◆ ABOUT THIS EXERCISE ◆
A single figure is wanted: the count of lines below containing the string "Paper".

◆ PROVIDED RECORDS ◆
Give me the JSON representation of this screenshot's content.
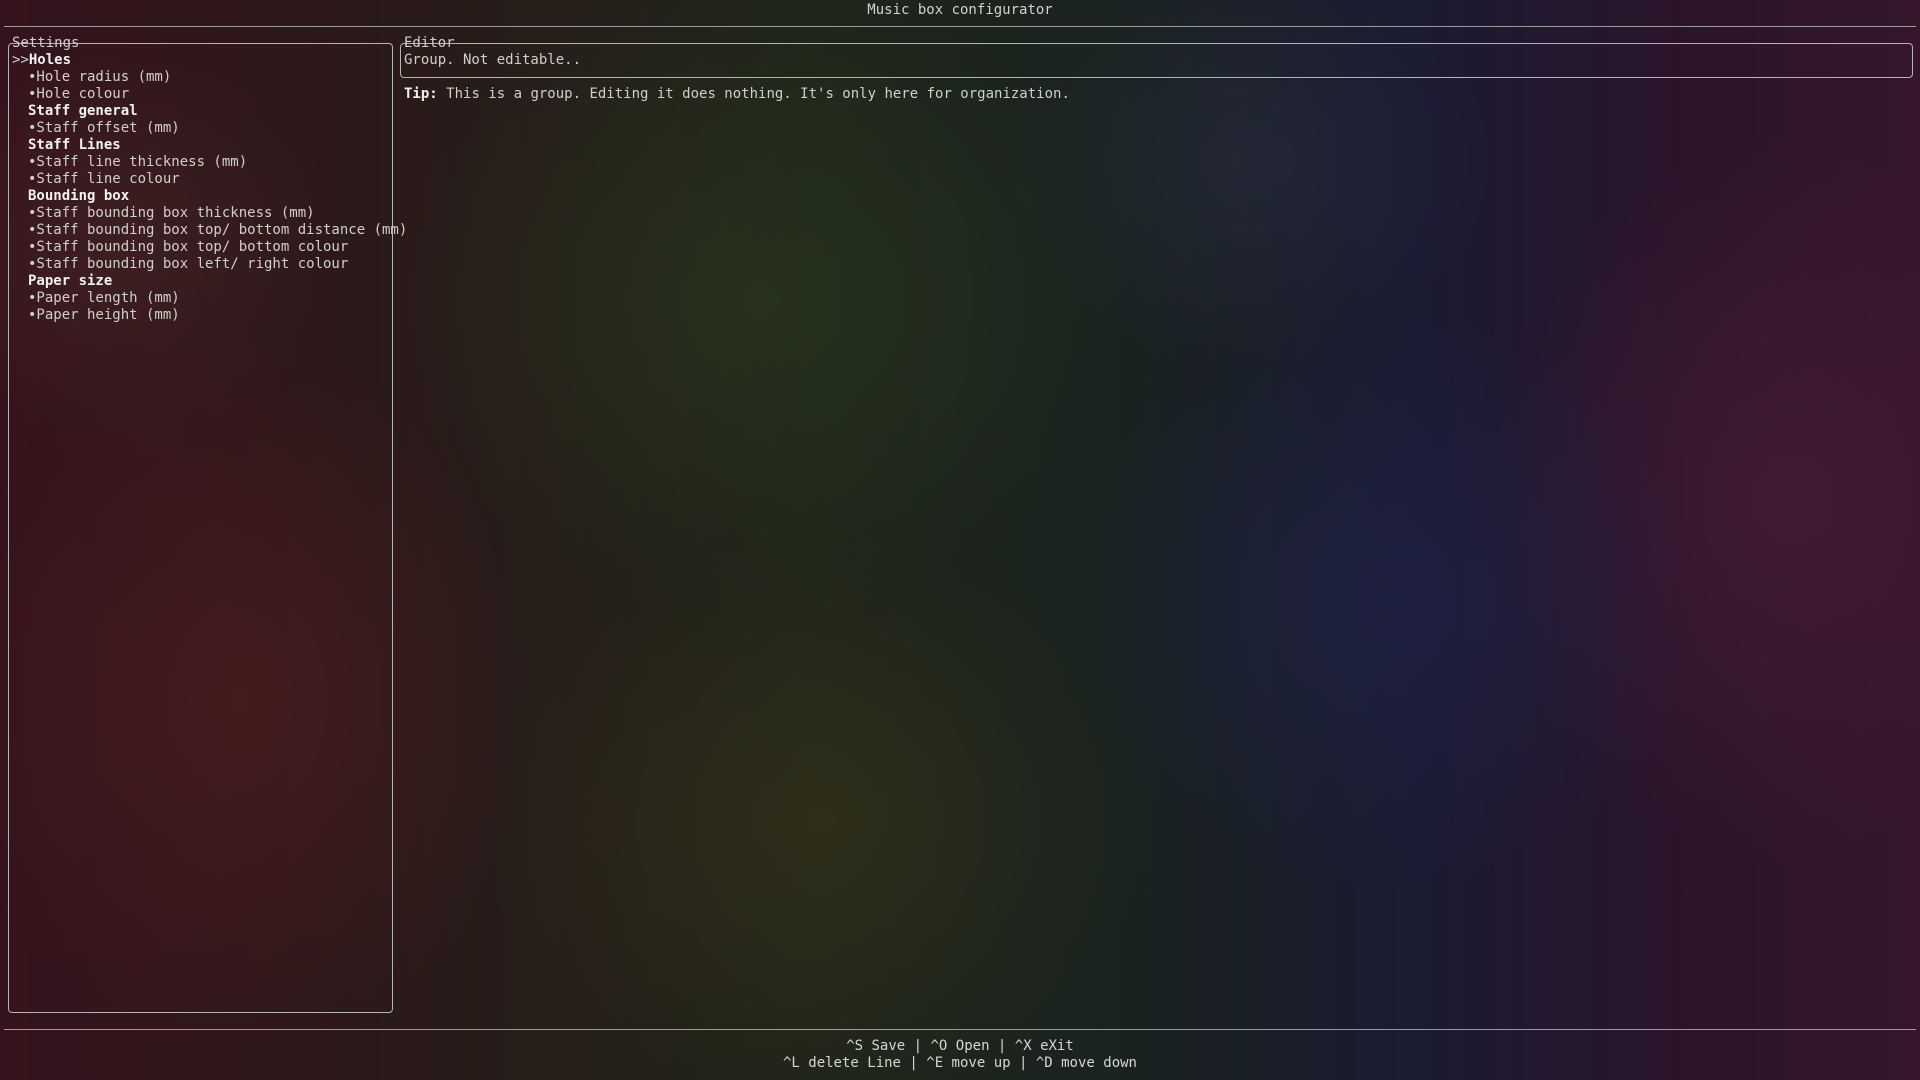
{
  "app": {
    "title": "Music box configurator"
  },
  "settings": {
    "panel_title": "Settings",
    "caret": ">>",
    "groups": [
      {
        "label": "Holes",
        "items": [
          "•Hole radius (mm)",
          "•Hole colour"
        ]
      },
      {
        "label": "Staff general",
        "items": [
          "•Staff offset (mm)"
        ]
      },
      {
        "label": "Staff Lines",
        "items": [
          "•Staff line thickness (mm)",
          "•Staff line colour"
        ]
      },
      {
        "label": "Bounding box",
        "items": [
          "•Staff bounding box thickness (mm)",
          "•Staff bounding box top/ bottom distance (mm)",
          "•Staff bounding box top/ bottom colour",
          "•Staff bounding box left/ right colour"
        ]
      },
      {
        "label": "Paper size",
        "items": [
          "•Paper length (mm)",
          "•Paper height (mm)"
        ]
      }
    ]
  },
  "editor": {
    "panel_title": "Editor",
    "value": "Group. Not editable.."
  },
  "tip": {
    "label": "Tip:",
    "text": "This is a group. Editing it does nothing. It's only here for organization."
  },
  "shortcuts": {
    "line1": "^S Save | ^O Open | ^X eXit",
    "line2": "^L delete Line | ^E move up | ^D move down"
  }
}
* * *
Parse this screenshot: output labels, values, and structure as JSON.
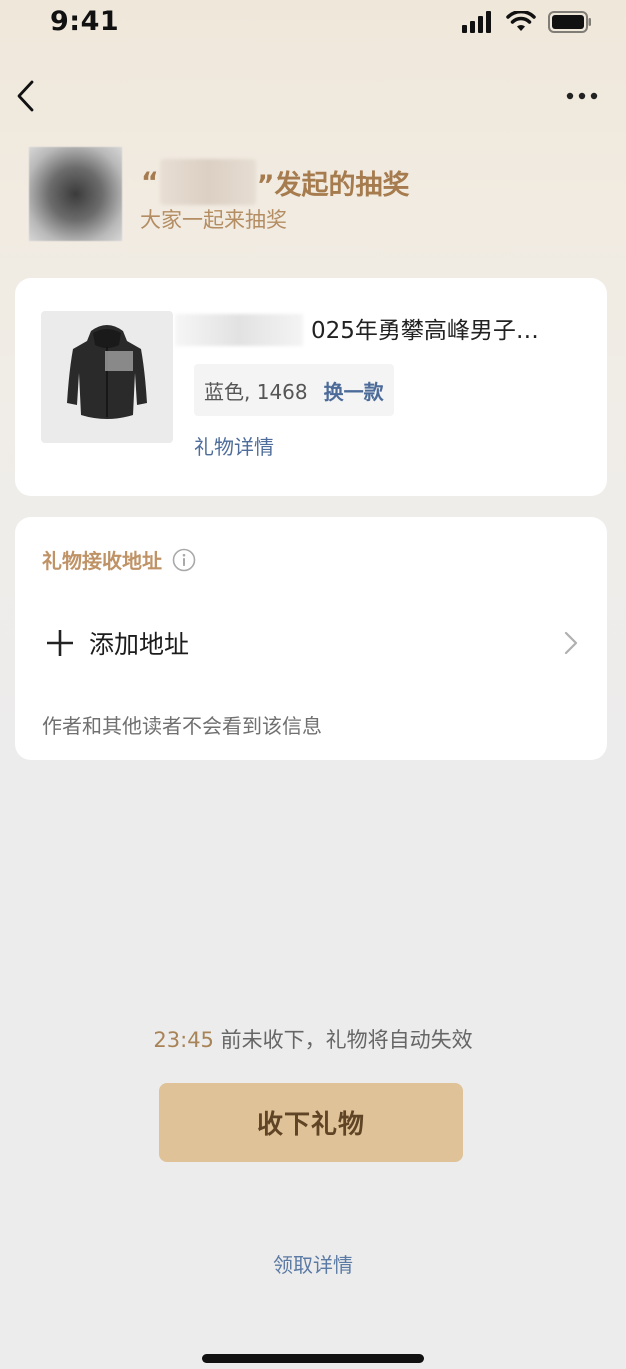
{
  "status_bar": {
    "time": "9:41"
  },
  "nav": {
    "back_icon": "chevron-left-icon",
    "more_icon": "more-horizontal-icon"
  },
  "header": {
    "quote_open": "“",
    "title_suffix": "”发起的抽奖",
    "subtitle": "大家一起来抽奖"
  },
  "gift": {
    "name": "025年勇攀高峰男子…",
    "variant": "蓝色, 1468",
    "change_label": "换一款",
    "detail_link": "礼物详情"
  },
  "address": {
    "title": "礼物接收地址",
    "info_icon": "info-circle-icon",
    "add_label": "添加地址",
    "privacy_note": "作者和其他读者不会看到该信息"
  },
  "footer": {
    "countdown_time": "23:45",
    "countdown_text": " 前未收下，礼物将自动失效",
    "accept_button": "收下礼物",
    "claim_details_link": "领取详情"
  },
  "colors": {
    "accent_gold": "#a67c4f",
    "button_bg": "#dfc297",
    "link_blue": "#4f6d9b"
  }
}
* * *
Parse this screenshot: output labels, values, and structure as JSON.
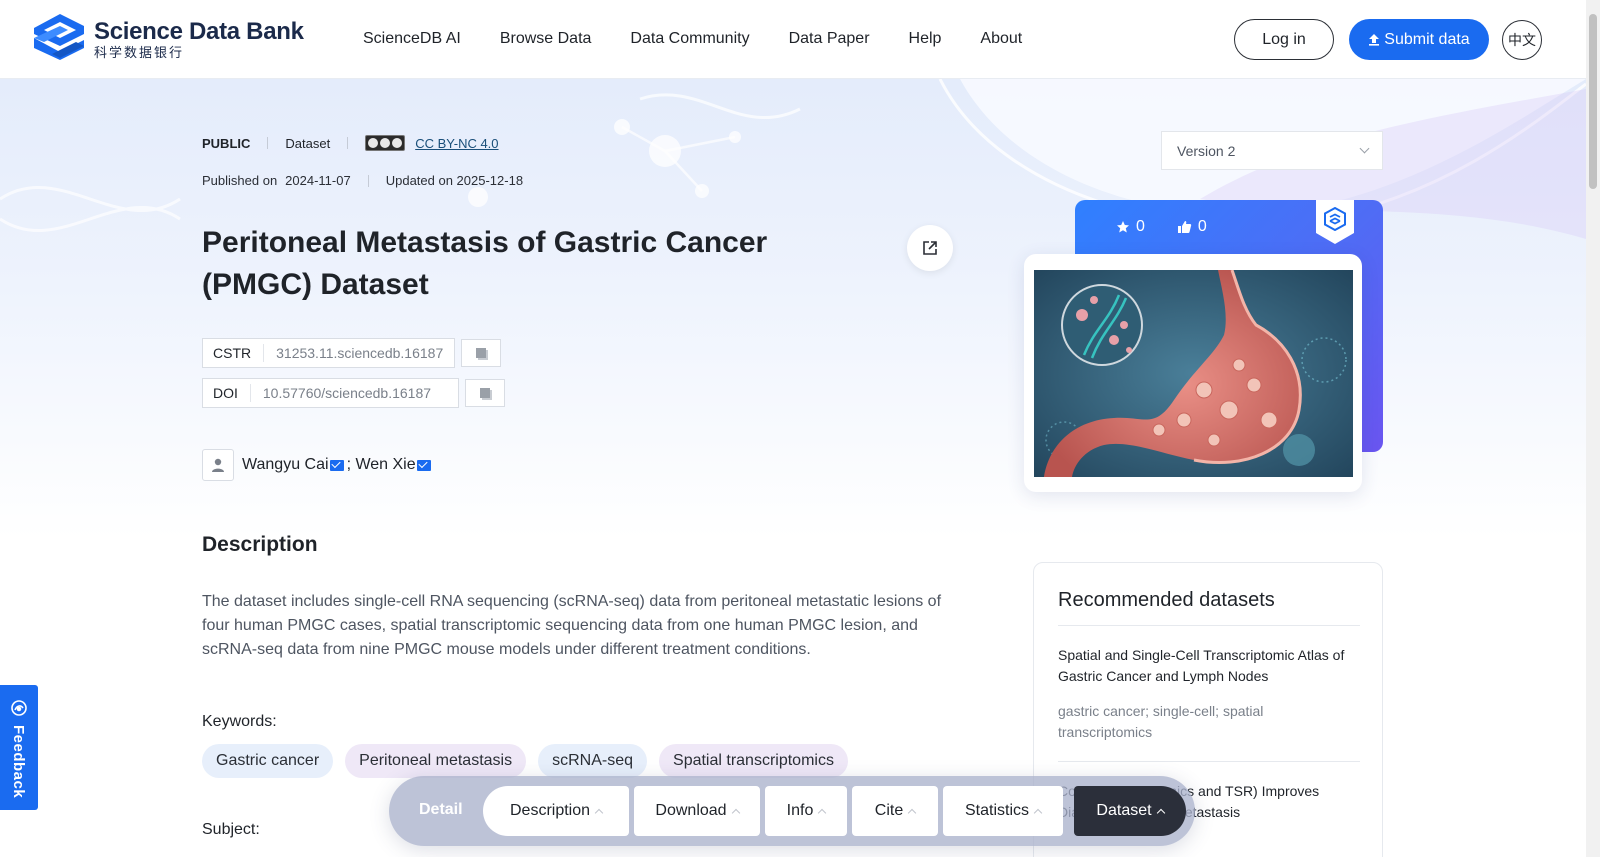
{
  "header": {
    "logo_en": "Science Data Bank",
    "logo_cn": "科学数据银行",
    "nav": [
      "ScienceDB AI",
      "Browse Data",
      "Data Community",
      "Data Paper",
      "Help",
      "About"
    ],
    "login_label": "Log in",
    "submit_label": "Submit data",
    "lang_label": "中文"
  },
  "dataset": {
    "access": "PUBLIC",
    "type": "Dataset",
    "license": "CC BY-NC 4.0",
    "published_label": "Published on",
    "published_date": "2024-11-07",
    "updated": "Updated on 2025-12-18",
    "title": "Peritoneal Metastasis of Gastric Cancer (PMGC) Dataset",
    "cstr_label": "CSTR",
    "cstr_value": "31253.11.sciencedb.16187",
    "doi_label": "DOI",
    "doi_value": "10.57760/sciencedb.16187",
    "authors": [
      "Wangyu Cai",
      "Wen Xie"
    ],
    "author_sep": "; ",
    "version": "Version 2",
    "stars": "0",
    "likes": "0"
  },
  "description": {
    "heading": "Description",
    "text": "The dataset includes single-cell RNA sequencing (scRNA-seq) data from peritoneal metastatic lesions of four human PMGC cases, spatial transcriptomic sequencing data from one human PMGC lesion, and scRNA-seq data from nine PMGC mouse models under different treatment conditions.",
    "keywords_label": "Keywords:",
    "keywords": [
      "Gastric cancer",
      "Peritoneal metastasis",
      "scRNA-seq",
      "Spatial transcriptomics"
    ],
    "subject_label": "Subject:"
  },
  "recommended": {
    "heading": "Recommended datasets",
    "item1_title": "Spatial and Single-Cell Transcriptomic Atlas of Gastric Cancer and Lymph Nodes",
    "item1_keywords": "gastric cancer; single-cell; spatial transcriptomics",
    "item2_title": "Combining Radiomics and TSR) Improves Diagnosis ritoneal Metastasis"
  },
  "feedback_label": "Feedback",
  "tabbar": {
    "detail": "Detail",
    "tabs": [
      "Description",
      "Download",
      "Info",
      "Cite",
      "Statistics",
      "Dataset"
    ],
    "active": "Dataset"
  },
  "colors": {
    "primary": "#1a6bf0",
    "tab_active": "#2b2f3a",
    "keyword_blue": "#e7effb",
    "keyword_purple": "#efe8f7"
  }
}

◆ SOLUTION FOR THIS EXERCISE ◆
4